Small towns are much the same the world over, so I expect folks in these parts would react about the same way as the New Englanders—community unrest, near violent hostility, and ostracism of the newcomer.
Turned out, the community violator only wanted to join them. Despite financial success, he had no family, no community to which to belong or return, no sense of place. Realizing the nearness of life’s limit, he sought these things in the small town’s cemetery.
THE MAN wandered among the headstones, wondering about the lives each represented. He sought immortality among strangers, and found it, for he drew his last breath there.
Cemeteries collect us one by one, and though customs of burying and remembering vary, some things are common to us: all mourn and all of us are mortal. It seems not so to the young, so full of life that such shadows do not darken their joy. But as the calendars of our lives accumulate, those shadows deepen, and we are afraid of the dark.

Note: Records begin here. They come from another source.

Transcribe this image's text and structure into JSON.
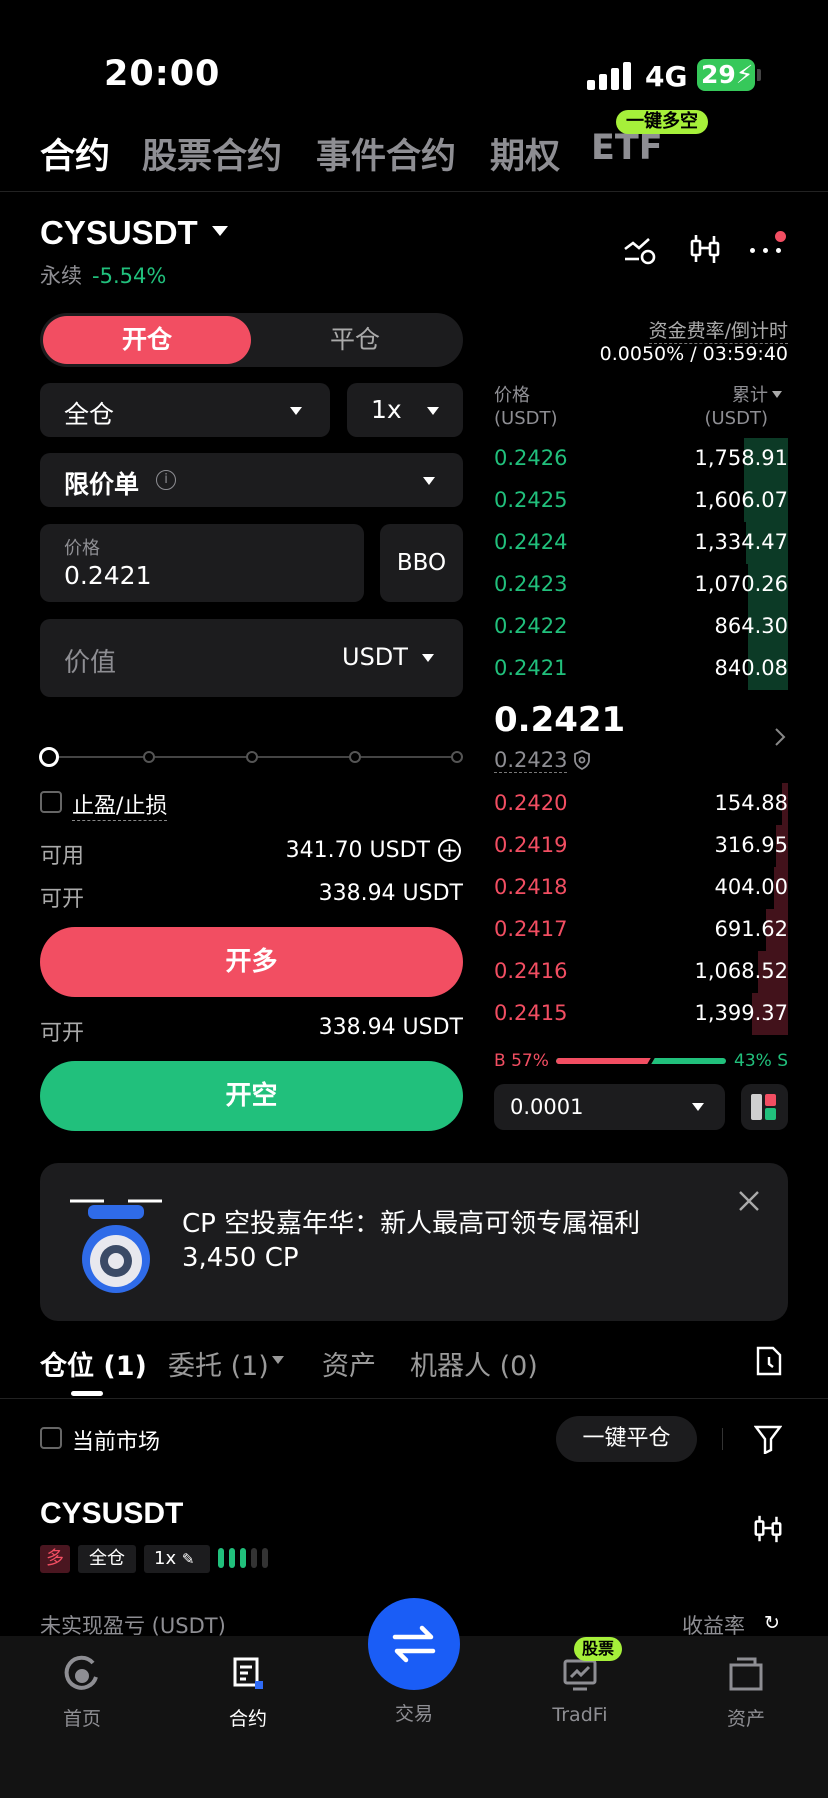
{
  "status_bar": {
    "time": "20:00",
    "network": "4G",
    "battery": "29"
  },
  "top_tabs": {
    "items": [
      "合约",
      "股票合约",
      "事件合约",
      "期权",
      "ETF"
    ],
    "promo": "一键多空"
  },
  "header": {
    "symbol": "CYSUSDT",
    "type": "永续",
    "change": "-5.54%"
  },
  "order_form": {
    "open_tab": "开仓",
    "close_tab": "平仓",
    "margin_mode": "全仓",
    "leverage": "1x",
    "order_type": "限价单",
    "price_label": "价格",
    "price_value": "0.2421",
    "bbo": "BBO",
    "value_placeholder": "价值",
    "value_unit": "USDT",
    "tp_sl": "止盈/止损",
    "available_label": "可用",
    "available_value": "341.70 USDT",
    "can_open_label": "可开",
    "can_open_value": "338.94 USDT",
    "long_btn": "开多",
    "can_open_label2": "可开",
    "can_open_value2": "338.94 USDT",
    "short_btn": "开空"
  },
  "funding": {
    "label": "资金费率/倒计时",
    "value": "0.0050% / 03:59:40"
  },
  "orderbook": {
    "price_header": "价格",
    "price_unit": "(USDT)",
    "total_header": "累计",
    "total_unit": "(USDT)",
    "asks": [
      {
        "price": "0.2426",
        "total": "1,758.91"
      },
      {
        "price": "0.2425",
        "total": "1,606.07"
      },
      {
        "price": "0.2424",
        "total": "1,334.47"
      },
      {
        "price": "0.2423",
        "total": "1,070.26"
      },
      {
        "price": "0.2422",
        "total": "864.30"
      },
      {
        "price": "0.2421",
        "total": "840.08"
      }
    ],
    "last_price": "0.2421",
    "mark_price": "0.2423",
    "bids": [
      {
        "price": "0.2420",
        "total": "154.88"
      },
      {
        "price": "0.2419",
        "total": "316.95"
      },
      {
        "price": "0.2418",
        "total": "404.00"
      },
      {
        "price": "0.2417",
        "total": "691.62"
      },
      {
        "price": "0.2416",
        "total": "1,068.52"
      },
      {
        "price": "0.2415",
        "total": "1,399.37"
      }
    ],
    "buy_ratio": "B 57%",
    "sell_ratio": "43% S",
    "buy_fraction": 0.57,
    "precision": "0.0001"
  },
  "banner": {
    "line1": "CP 空投嘉年华：新人最高可领专属福利",
    "line2": "3,450 CP"
  },
  "bottom_tabs": {
    "positions": "仓位 (1)",
    "orders": "委托 (1)",
    "assets": "资产",
    "bots": "机器人 (0)"
  },
  "positions": {
    "current_market": "当前市场",
    "close_all": "一键平仓",
    "symbol": "CYSUSDT",
    "side": "多",
    "mode": "全仓",
    "lev": "1x",
    "pnl_label": "未实现盈亏 (USDT)",
    "roi_label": "收益率"
  },
  "nav": {
    "home": "首页",
    "futures": "合约",
    "trade": "交易",
    "tradfi": "TradFi",
    "tradfi_badge": "股票",
    "assets": "资产"
  }
}
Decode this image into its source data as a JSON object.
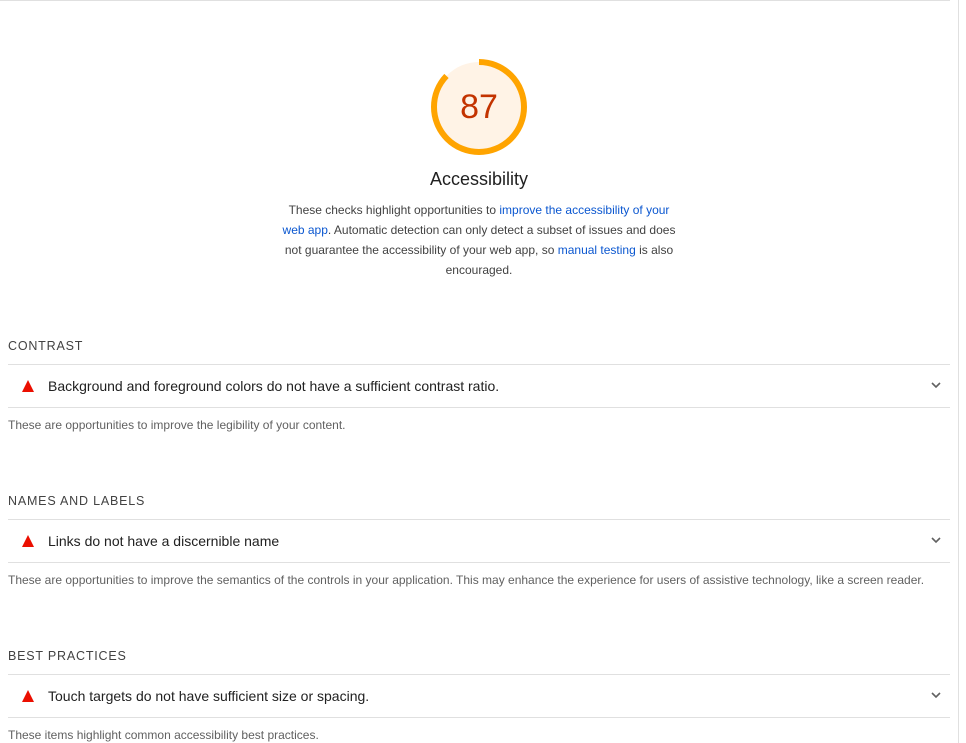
{
  "gauge": {
    "score": "87",
    "score_fraction": 0.87,
    "ring_color": "#ffa400",
    "fill_color": "#fff3e6",
    "text_color": "#c33300"
  },
  "category": {
    "title": "Accessibility",
    "description": {
      "part1": "These checks highlight opportunities to ",
      "link1": "improve the accessibility of your web app",
      "part2": ". Automatic detection can only detect a subset of issues and does not guarantee the accessibility of your web app, so ",
      "link2": "manual testing",
      "part3": " is also encouraged."
    }
  },
  "groups": [
    {
      "heading": "CONTRAST",
      "audit_title": "Background and foreground colors do not have a sufficient contrast ratio.",
      "audit_status_icon": "fail-triangle-icon",
      "expand_icon": "chevron-down-icon",
      "description": "These are opportunities to improve the legibility of your content."
    },
    {
      "heading": "NAMES AND LABELS",
      "audit_title": "Links do not have a discernible name",
      "audit_status_icon": "fail-triangle-icon",
      "expand_icon": "chevron-down-icon",
      "description": "These are opportunities to improve the semantics of the controls in your application. This may enhance the experience for users of assistive technology, like a screen reader."
    },
    {
      "heading": "BEST PRACTICES",
      "audit_title": "Touch targets do not have sufficient size or spacing.",
      "audit_status_icon": "fail-triangle-icon",
      "expand_icon": "chevron-down-icon",
      "description": "These items highlight common accessibility best practices."
    }
  ]
}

I’VE VISITED burial places that marked me, such as my first country funeral in 1942, when we buried my grandfather Madison McDonald in Beauregard Parish, in a cemetery that featured Vic’s Vapor Rub and brown Garrett’s Snuff jars.
Judy and I have twice walked among the headstones above Omaha Beach, in Normandy, France, on June 6, 1944, a place of war and now a place of peace. Who among them might have found a cure for cancer, written a great song or sonnet, led our nation in a high office?
We visited an ancient Hebrew cemetery in Prague, where generations upon generations moved in, “literally,” on the graves of ancestors, with gravestones in such density that one could not walk between them but each a sacred reminder of a consecrated life.
These places share a keeping with the community of which we are a part. Generations precede us, our time comes, and then the focus shifts to newer generations. Time is continuity, a constant flow, like a river.
THAT REMINDS me of a movie titled Places in the Heart. The setting was in a place a lot like our own in the Depression of the 1930s. The story involved much tragedy with characters coming and going, living and dying.
All suffered, and in the end only a remnant remained. The story ends in church, after some had passed away, or drifted away, but there they all are, in mythical reunion, passing the elements of communion in fellowship and in God’s love and forgiveness and reconciliation.
This story is metaphor for our lives and not much different from Eddie Robinson’s character in that old Playhouse 90 drama, for the entire world’s a stage, and each must play his part in the flow of life that eventually leads home.
Archie P. McDonald is a professor of history and Community Liaison at Stephen F. Austin State University. His commentaries can be heard each Friday morning at 7:35 on Red River Radio, KDAQ 89.9 FM.